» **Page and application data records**
<<<<
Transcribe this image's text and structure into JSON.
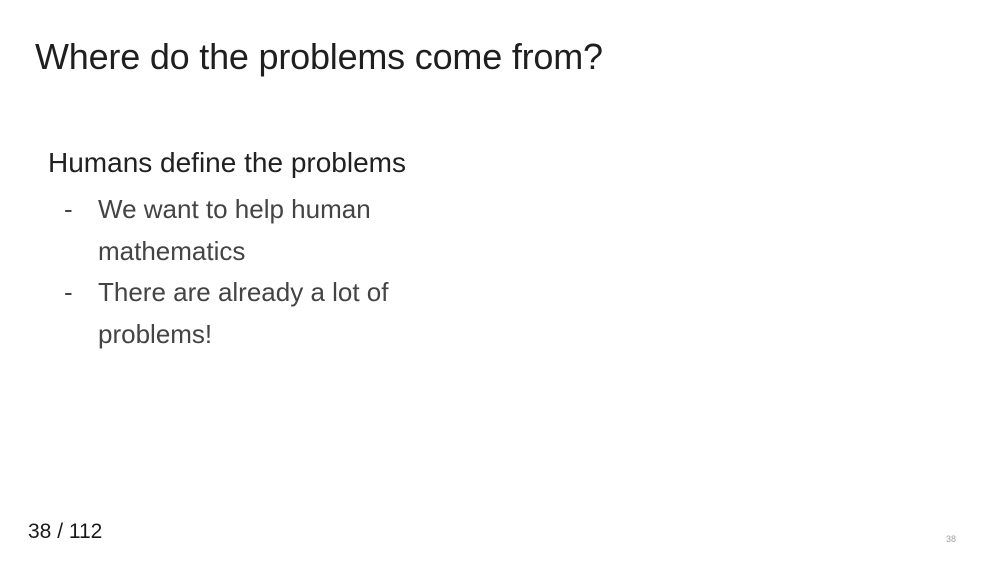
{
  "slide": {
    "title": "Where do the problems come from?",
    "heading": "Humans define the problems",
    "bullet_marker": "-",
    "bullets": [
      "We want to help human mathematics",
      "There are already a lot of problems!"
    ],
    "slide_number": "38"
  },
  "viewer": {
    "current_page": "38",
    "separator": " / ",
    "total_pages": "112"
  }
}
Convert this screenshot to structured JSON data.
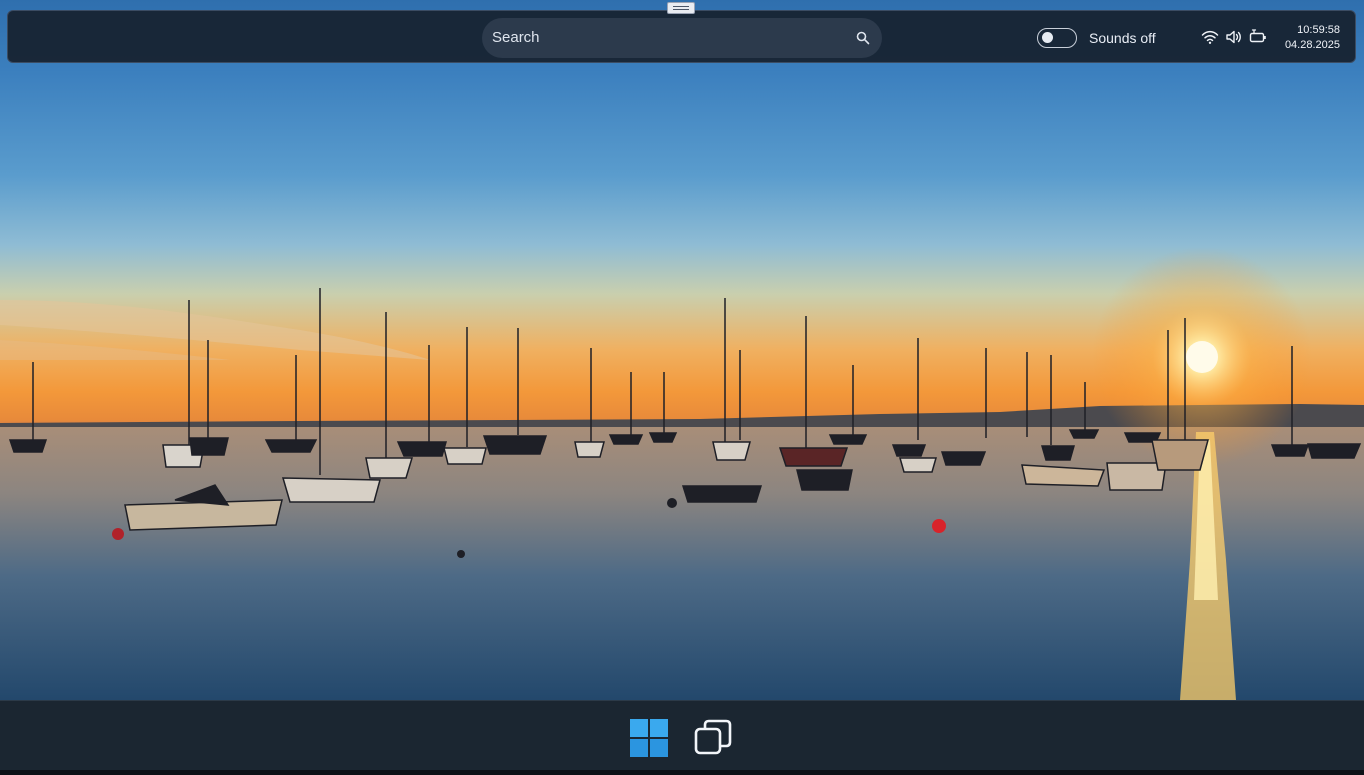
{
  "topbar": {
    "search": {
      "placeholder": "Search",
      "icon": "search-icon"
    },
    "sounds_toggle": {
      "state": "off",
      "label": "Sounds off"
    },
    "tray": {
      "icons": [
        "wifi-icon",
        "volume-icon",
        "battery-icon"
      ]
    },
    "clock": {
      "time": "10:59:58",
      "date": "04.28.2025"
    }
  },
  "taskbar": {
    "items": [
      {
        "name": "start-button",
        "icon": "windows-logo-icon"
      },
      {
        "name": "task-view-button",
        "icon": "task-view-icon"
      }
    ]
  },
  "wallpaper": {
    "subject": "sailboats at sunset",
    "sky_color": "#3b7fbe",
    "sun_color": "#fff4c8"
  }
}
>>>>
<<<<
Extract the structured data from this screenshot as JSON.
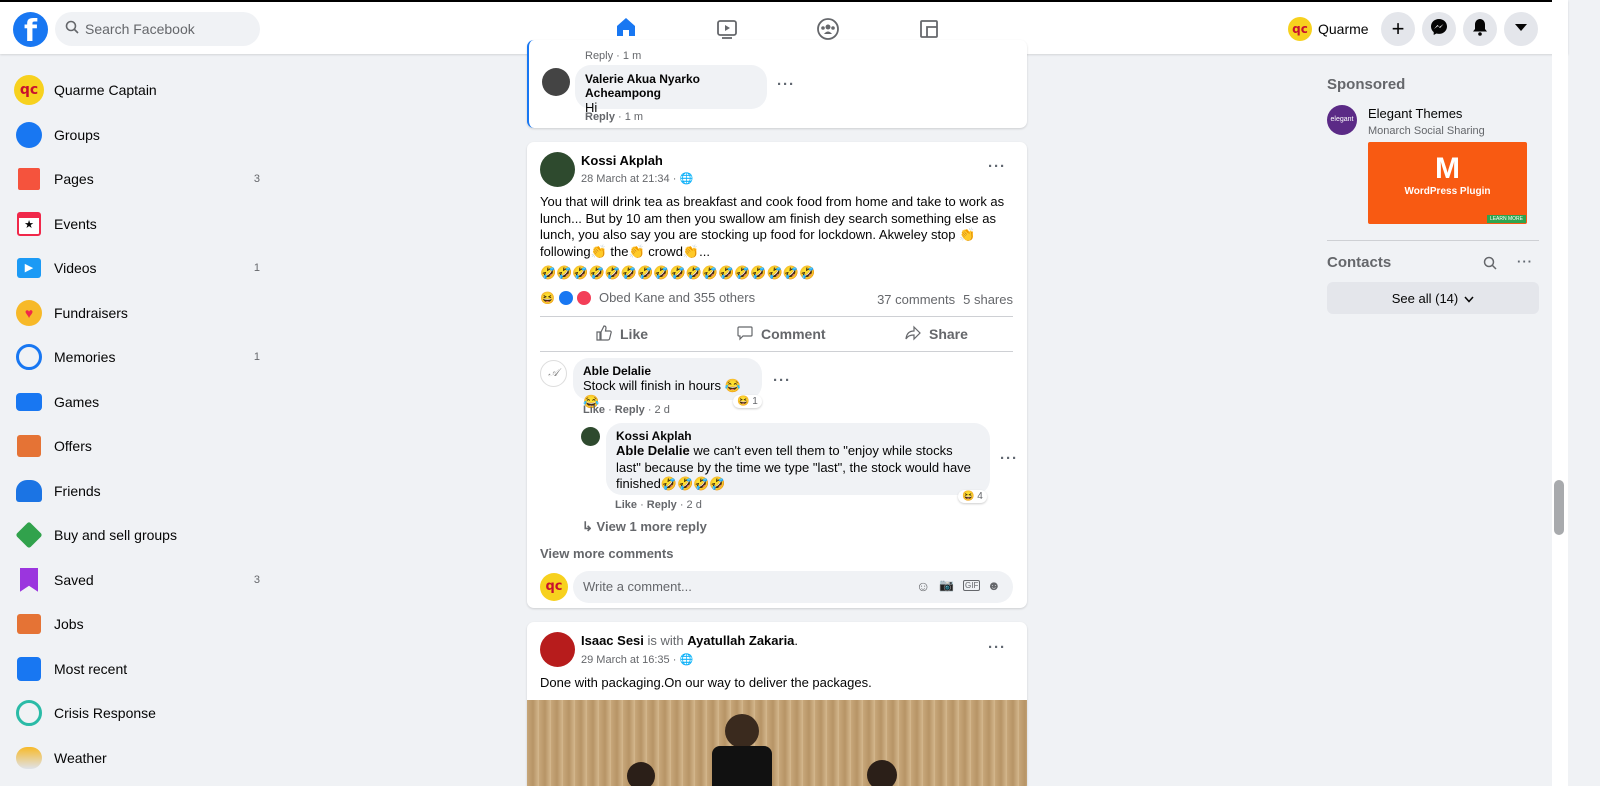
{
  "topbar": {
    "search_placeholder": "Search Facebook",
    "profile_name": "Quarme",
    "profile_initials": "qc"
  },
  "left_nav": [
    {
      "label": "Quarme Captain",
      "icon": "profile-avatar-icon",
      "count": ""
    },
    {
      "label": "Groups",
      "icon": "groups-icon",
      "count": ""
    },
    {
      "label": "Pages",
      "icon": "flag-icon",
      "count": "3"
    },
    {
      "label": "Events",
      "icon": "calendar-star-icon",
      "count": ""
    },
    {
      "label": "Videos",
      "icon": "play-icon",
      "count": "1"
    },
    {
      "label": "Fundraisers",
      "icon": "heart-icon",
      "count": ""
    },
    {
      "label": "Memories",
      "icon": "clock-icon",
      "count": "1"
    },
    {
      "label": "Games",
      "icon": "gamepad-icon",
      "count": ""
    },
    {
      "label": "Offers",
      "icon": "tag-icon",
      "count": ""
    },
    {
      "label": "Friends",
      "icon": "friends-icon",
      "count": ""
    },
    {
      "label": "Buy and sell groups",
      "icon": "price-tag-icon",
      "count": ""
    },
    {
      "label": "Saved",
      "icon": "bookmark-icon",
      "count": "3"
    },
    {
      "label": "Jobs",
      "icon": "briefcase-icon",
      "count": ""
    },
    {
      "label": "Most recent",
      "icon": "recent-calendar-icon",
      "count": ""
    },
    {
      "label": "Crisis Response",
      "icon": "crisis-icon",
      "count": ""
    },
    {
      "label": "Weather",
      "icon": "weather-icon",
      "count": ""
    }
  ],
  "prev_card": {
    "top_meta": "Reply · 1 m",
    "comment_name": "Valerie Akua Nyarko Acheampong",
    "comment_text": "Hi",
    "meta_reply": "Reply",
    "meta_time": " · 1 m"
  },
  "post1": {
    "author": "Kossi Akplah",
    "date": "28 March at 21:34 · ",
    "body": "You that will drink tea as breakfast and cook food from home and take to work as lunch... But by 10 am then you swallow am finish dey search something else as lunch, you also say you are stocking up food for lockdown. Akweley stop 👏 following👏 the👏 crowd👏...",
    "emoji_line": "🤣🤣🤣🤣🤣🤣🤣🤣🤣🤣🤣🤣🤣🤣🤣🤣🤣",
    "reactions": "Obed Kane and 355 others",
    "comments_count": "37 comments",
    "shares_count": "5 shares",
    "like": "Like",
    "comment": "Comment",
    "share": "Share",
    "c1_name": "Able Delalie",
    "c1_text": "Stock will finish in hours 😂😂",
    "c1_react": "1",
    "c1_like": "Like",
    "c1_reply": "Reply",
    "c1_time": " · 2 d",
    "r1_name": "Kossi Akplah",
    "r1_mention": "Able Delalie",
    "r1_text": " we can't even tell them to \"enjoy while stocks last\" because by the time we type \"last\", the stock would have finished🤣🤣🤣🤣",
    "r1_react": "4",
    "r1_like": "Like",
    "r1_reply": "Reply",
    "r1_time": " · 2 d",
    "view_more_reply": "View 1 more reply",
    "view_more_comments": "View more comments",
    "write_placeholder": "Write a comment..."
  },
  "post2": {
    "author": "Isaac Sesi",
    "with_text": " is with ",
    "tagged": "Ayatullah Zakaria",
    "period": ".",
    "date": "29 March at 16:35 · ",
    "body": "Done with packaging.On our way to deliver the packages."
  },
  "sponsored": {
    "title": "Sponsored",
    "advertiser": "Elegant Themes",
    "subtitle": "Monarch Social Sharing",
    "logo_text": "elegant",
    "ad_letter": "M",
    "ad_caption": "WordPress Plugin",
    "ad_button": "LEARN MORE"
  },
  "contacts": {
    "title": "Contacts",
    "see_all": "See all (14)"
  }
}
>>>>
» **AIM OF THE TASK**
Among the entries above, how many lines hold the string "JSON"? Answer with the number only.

» **TASK RESULT**
3